**ABOUT THIS TASK**: Nothing in the data may be omitted; output it all verbatim.

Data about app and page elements
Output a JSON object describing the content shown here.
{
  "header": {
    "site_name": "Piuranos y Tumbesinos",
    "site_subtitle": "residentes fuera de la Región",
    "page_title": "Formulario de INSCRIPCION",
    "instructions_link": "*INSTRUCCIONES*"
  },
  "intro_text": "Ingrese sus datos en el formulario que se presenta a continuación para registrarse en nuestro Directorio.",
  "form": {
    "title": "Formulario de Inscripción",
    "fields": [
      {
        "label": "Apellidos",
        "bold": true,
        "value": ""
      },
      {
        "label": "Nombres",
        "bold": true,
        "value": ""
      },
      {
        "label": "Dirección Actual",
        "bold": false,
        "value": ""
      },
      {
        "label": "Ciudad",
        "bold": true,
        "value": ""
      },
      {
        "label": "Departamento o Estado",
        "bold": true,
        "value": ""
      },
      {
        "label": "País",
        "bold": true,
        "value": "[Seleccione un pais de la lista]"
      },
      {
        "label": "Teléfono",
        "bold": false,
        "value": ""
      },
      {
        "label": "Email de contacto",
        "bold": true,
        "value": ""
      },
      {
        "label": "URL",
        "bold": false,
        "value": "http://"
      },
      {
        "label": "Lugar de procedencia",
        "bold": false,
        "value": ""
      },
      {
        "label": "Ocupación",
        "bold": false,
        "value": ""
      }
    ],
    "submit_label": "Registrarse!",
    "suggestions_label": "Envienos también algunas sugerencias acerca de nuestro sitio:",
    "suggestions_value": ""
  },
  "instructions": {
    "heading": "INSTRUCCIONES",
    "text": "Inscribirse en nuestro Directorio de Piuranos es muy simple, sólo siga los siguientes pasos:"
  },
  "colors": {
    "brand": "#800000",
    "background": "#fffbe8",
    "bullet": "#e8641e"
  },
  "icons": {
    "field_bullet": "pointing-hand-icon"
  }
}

**THE COMPLETED TASK**:
Output a JSON object describing the content shown here.
{
  "header": {
    "site_name": "Piuranos y Tumbesinos",
    "site_subtitle": "residentes fuera de la Región",
    "page_title": "Formulario de INSCRIPCION",
    "instructions_link": "*INSTRUCCIONES*"
  },
  "intro_text": "Ingrese sus datos en el formulario que se presenta a continuación para registrarse en nuestro Directorio.",
  "form": {
    "title": "Formulario de Inscripción",
    "fields": [
      {
        "label": "Apellidos",
        "bold": true,
        "value": ""
      },
      {
        "label": "Nombres",
        "bold": true,
        "value": ""
      },
      {
        "label": "Dirección Actual",
        "bold": false,
        "value": ""
      },
      {
        "label": "Ciudad",
        "bold": true,
        "value": ""
      },
      {
        "label": "Departamento o Estado",
        "bold": true,
        "value": ""
      },
      {
        "label": "País",
        "bold": true,
        "value": "[Seleccione un pais de la lista]"
      },
      {
        "label": "Teléfono",
        "bold": false,
        "value": ""
      },
      {
        "label": "Email de contacto",
        "bold": true,
        "value": ""
      },
      {
        "label": "URL",
        "bold": false,
        "value": "http://"
      },
      {
        "label": "Lugar de procedencia",
        "bold": false,
        "value": ""
      },
      {
        "label": "Ocupación",
        "bold": false,
        "value": ""
      }
    ],
    "submit_label": "Registrarse!",
    "suggestions_label": "Envienos también algunas sugerencias acerca de nuestro sitio:",
    "suggestions_value": ""
  },
  "instructions": {
    "heading": "INSTRUCCIONES",
    "text": "Inscribirse en nuestro Directorio de Piuranos es muy simple, sólo siga los siguientes pasos:"
  },
  "colors": {
    "brand": "#800000",
    "background": "#fffbe8",
    "bullet": "#e8641e"
  },
  "icons": {
    "field_bullet": "pointing-hand-icon"
  }
}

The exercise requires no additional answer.